DAYTONA BEACH, Fla. -- The storylines are aplenty for the 62nd running of NASCAR's Great American Race, the Daytona 500, and by the time cars grid at Daytona International Speedway for Sunday's green flag (2:30 p.m. ET on FOX, MRN and SiriusXM NASCAR Radio), a new season's worth of high aspirations will be on the line.
Seven-time champion Jimmie Johnson will begin his farewell season with every intention of putting an exclamation point on his NASCAR Hall of Fame-bound career -- winning races and challenging for a record eighth title. His young teammate Alex Bowman will start on the Daytona 500 front row for the third consecutive season.
Joe Gibbs Racing, which won a modern era record 19 races in 2019 and a NASCAR Cup Series title with driver Kyle Busch, is hoping to duplicate its unprecedented season. JGR driver Denny Hamlin is the defending Daytona 500 champion.
A crowded and highly decorated class of six rookies -- Tyler Reddick, Cole Custer, Christopher Bell, John Hunter Nemechek, Brennan Poole and Quin Houff -- will have the opportunity to establish their place at the Cup Series level. And with established teams behind them, this group of young talent may well be a force to be reckoned with even in Sunday's 2020 opener.
First-time Daytona 500 polesitter Ricky Stenhouse Jr. and his longtime crew chief Brian Pattie have started their relationship with a new team, JTG Daugherty Racing, in high style. Both of Stenhouse's previous Cup wins have come on big tracks like Daytona. The last polesitter to win the Daytona 500, though, was Dale Jarrett in 2000.

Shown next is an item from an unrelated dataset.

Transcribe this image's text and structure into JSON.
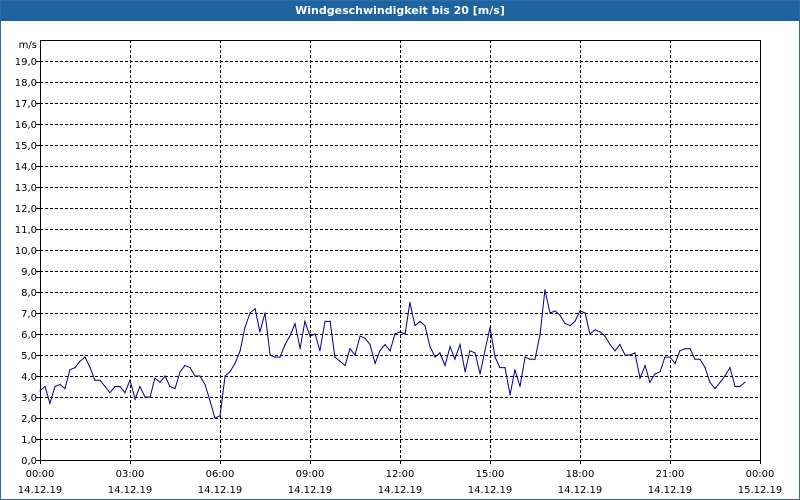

Only two drivers entered in the race have won it more than once - Johnson (2006, 2013) and Denny Hamlin (2016, 2019). Only three drivers in Daytona 500 history have won back to back. The last was Sterling Marlin in 1994-95.
For his part, Johnson has been upbeat about this first race in a season of last races.
"It's not the end of the year, so I'm very excited," said Johnson, driver of the No. 48 Hendrick Motorsports Chevrolet. "All the emotions are just fun and excitement for myself, my family and team. But comparing to my first year, I showed up here not knowing if I was a Cup driver or could fit in here or was going to have a career in this sport. Insecurity was maxed. Not self-esteem, but self-confidence was low.
"I not only had to prove to the world, but I'm still trying to prove to myself that I could do it at this level. Much different headspace [today]."
Two of the last three Daytona 500s have been last-lap pass victories -- Kurt Busch in 2017 and Austin Dillon in 2018.
And all of this season-opening excitement will be under the watchful eye of President Donald Trump, who will be attending his first Daytona 500.
--By Holly Cain, NASCAR Wire Service. Special to Field Level Media